Men with low levels of testosterone (hypogonadism) can lose their sex drive, have low energy, suffer bone loss, or become infertile. Testosterone levels in men drop as they age, but this not considered to be hypogonadism. The FDA currently recommends against treating men with low testosterone caused only by aging.

Why do I need this test?

You may have this test to find out whether a low sex drive is caused by a low level of testosterone. In recent years, healthcare providers have used testosterone therapy to treat both men and women with low sex drives.

The test is also ordered for men with andropause, or late-onset hypogonadism, a condition caused by decreased testosterone. Men with this condition may have:

  • Anemia

  • Depression

  • Decreased bone density

  • Lack of energy or fatigue

  • Loss of muscle mass

  • Poor concentration

  • Erectile dysfunction or inability to have an orgasm

  • Infertility

Men with HIV/AIDS may also have low testosterone levels. 

Signs and symptoms of high testosterone in women include:

  • Irregular or nonexistent menstruation

  • Excessive hair, especially on the face

  • Blood sugar imbalance

  • Infertility

  • Thinning hair

If you are a man and this test reveals your free testosterone is lower than normal, your healthcare provider may prescribe testosterone therapy. The FDA has not approved any testosterone drugs for women. 

What other tests might I have along with this test?

Men may have other tests, including:

  • Luteinizing hormone (LH), follicle-stimulating hormone (FSH), thyroid-stimulating hormone (TSH), and prolactin. These are all hormones produced by the pituitary gland.

  • Sperm analysis. This test counts the number of live sperm in the liquid that a man ejaculates. This test is often used to look for an infertility problem.

  • Testicular biopsy. This is a tissue sample from the testes.

  • MRI of the pituitary gland

Women may have other tests, including:

  • Androstenedione, total testosterone, and dehydroepiandrosterone sulfat (DHEA-S). These are other types of androgen hormones.

  • LH and FSH, TSH, and prolactin. These are all hormones produced by the pituitary gland.

  • Partial 21-hydroxylase deficiency evaluation. High-risk ethnic groups include Ashkenazi Jews. 

What do my test results mean?

Many things may affect your lab test results. These include the method each lab uses to do the test. Even if your test results are different from the normal value, you may not have a problem. To learn what the results mean for you, talk with your healthcare provider.

Results of this test are given in picograms per milliliter (pg/mL). Your level of free testosterone is normal if it is 0.3 to 2 pg/mL, or 0.1 to 0.3 percent of your total testosterone levels. 
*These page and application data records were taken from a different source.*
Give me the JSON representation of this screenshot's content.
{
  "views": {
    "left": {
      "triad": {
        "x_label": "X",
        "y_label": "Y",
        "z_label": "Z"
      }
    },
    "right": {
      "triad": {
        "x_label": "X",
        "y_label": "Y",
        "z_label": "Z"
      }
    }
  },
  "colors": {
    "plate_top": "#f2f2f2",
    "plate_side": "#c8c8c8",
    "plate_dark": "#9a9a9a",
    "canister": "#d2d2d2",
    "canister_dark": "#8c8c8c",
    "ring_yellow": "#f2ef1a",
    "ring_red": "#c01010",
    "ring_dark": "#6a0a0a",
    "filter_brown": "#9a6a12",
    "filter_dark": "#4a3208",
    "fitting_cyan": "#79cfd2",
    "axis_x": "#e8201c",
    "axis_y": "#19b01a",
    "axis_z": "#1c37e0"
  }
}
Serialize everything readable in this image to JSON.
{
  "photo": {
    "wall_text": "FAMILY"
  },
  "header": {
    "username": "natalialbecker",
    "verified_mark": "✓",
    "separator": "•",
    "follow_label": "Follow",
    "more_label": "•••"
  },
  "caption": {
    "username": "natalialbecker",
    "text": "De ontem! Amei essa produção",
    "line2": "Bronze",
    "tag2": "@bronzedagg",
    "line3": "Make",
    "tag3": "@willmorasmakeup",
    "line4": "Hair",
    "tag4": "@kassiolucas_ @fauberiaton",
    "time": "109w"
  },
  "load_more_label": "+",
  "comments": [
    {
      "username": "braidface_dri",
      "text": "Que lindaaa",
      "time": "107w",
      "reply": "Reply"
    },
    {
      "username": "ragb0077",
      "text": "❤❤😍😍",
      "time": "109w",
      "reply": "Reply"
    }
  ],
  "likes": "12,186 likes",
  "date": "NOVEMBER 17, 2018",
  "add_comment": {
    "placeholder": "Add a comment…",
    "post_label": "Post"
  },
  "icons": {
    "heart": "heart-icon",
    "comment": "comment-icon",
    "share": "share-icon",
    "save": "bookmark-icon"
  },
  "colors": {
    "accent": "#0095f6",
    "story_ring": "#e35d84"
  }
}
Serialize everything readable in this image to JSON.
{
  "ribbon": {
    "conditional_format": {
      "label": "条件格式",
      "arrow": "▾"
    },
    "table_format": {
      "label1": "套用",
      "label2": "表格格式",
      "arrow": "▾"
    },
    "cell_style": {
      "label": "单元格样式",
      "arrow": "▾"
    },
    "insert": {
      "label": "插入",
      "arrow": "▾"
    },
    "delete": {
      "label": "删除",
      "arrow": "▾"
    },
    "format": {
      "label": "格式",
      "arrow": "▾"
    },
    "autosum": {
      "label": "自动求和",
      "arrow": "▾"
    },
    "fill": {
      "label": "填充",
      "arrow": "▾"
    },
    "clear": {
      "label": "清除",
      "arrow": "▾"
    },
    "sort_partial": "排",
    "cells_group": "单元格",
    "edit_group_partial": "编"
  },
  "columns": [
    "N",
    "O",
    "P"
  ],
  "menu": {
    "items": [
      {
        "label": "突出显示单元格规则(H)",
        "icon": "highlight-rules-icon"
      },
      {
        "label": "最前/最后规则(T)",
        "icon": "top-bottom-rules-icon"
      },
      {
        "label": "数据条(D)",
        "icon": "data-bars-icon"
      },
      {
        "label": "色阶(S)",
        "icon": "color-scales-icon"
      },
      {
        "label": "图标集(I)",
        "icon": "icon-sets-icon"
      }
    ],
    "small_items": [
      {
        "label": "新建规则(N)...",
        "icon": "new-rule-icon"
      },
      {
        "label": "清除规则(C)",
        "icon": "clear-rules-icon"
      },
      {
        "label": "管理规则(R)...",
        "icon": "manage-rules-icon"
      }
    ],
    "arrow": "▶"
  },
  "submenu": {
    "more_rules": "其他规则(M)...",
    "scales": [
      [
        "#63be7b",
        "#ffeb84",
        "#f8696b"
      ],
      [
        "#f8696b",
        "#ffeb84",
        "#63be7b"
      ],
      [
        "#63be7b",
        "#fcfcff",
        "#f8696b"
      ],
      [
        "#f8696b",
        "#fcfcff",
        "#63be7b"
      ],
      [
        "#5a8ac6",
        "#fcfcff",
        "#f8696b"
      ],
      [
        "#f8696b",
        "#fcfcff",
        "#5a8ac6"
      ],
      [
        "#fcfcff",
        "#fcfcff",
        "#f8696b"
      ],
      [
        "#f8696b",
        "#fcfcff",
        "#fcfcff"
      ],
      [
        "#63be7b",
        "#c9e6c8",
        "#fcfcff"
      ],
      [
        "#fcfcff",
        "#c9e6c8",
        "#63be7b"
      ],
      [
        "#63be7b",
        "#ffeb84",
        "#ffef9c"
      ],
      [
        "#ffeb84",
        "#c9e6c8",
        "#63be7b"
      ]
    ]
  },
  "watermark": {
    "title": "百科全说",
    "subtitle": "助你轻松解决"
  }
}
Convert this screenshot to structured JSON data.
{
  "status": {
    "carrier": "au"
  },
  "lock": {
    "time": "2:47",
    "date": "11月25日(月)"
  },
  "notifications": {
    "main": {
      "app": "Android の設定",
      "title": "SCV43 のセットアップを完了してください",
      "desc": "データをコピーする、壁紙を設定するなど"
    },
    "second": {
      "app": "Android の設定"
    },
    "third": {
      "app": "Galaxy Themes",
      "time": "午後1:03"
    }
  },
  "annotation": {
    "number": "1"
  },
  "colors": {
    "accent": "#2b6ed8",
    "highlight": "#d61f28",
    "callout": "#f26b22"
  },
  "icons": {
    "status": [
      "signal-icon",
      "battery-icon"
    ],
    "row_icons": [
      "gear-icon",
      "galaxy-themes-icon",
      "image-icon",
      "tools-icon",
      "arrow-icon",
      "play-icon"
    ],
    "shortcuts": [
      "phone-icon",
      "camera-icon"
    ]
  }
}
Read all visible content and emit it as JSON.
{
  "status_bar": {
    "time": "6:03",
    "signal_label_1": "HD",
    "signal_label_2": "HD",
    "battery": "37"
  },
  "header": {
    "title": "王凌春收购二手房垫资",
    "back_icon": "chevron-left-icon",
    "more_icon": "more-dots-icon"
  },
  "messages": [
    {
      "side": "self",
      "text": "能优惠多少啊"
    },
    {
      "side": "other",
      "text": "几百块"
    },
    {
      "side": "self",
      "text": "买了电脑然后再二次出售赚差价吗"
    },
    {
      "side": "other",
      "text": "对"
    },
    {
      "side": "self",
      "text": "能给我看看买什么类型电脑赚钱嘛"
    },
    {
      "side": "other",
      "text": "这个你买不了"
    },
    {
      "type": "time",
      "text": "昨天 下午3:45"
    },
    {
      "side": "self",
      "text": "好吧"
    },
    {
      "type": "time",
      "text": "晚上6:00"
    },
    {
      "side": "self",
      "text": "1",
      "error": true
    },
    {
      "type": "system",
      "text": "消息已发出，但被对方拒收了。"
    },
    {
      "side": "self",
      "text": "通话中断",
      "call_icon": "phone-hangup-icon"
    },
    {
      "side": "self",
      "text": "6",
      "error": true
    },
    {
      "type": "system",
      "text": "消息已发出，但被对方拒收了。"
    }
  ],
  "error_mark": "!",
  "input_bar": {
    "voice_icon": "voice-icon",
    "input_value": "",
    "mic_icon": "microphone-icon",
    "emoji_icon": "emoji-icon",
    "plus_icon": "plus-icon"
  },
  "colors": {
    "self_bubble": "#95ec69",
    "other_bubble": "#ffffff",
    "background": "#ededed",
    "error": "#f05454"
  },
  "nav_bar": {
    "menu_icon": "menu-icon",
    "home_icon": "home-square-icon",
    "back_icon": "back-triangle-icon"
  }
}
How is this test done?

The test requires a blood sample, which is drawn through a needle from a vein in your arm. This test is usually done in the morning, because testosterone levels tend to be highest at that time. But you may need to have this test more than once, and at different times of the day, to confirm low testosterone levels. This is because your testosterone level can change from morning to evening and from day to day.

Does this test pose any risks?

Taking a blood sample with a needle carries risks that include bleeding, infection, bruising, or feeling dizzy. When the needle pricks your arm, you may feel a slight stinging sensation or pain. Afterward, the site may be slightly sore. 

What might affect my test results?

Drinking excessive amounts of alcohol can affect men's hormone levels. Conditions including obesity and diabetes can also affect men's testosterone levels.

For women, having certain health conditions, such as PCOS, can increase free testosterone. 

How do I get ready for this test?

You don't need to prepare for this test. But be sure your healthcare provider knows about all medicines, herbs, vitamins, and supplements you are taking. This includes medicines that don't need a prescription and any illicit drugs you may use.

Medical Reviewers:

  • Hanrahan, John, MD
  • Sather, Rita, RN